● **Required action**:
Repeat all the data word for word.

--- Records for the exercise Enclosed Below ---

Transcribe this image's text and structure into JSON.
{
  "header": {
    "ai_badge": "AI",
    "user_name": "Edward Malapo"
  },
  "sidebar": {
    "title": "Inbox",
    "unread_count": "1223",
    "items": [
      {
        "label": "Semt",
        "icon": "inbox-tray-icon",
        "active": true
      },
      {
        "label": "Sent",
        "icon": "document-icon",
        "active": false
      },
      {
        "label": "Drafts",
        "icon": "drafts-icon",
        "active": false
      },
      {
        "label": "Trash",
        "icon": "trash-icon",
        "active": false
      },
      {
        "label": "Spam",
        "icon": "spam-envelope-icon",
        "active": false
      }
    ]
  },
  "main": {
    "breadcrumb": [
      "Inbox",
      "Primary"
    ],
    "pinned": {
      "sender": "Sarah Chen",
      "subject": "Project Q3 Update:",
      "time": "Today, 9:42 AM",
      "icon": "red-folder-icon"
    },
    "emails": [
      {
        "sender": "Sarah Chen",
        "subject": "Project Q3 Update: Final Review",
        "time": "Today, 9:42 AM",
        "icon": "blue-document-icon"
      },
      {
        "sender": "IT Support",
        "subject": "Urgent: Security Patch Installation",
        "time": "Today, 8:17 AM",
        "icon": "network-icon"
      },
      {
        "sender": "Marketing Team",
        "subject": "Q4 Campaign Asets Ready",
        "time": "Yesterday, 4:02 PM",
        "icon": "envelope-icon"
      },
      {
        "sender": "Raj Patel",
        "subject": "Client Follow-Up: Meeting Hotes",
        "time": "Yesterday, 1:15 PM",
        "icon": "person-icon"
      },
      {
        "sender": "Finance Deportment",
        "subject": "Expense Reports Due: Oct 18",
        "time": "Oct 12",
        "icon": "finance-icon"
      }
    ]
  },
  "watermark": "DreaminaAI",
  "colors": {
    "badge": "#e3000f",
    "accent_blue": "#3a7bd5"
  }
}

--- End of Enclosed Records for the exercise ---

● **Expected answer**:
Transcribe this image's text and structure into JSON.
{
  "header": {
    "ai_badge": "AI",
    "user_name": "Edward Malapo"
  },
  "sidebar": {
    "title": "Inbox",
    "unread_count": "1223",
    "items": [
      {
        "label": "Semt",
        "icon": "inbox-tray-icon",
        "active": true
      },
      {
        "label": "Sent",
        "icon": "document-icon",
        "active": false
      },
      {
        "label": "Drafts",
        "icon": "drafts-icon",
        "active": false
      },
      {
        "label": "Trash",
        "icon": "trash-icon",
        "active": false
      },
      {
        "label": "Spam",
        "icon": "spam-envelope-icon",
        "active": false
      }
    ]
  },
  "main": {
    "breadcrumb": [
      "Inbox",
      "Primary"
    ],
    "pinned": {
      "sender": "Sarah Chen",
      "subject": "Project Q3 Update:",
      "time": "Today, 9:42 AM",
      "icon": "red-folder-icon"
    },
    "emails": [
      {
        "sender": "Sarah Chen",
        "subject": "Project Q3 Update: Final Review",
        "time": "Today, 9:42 AM",
        "icon": "blue-document-icon"
      },
      {
        "sender": "IT Support",
        "subject": "Urgent: Security Patch Installation",
        "time": "Today, 8:17 AM",
        "icon": "network-icon"
      },
      {
        "sender": "Marketing Team",
        "subject": "Q4 Campaign Asets Ready",
        "time": "Yesterday, 4:02 PM",
        "icon": "envelope-icon"
      },
      {
        "sender": "Raj Patel",
        "subject": "Client Follow-Up: Meeting Hotes",
        "time": "Yesterday, 1:15 PM",
        "icon": "person-icon"
      },
      {
        "sender": "Finance Deportment",
        "subject": "Expense Reports Due: Oct 18",
        "time": "Oct 12",
        "icon": "finance-icon"
      }
    ]
  },
  "watermark": "DreaminaAI",
  "colors": {
    "badge": "#e3000f",
    "accent_blue": "#3a7bd5"
  }
}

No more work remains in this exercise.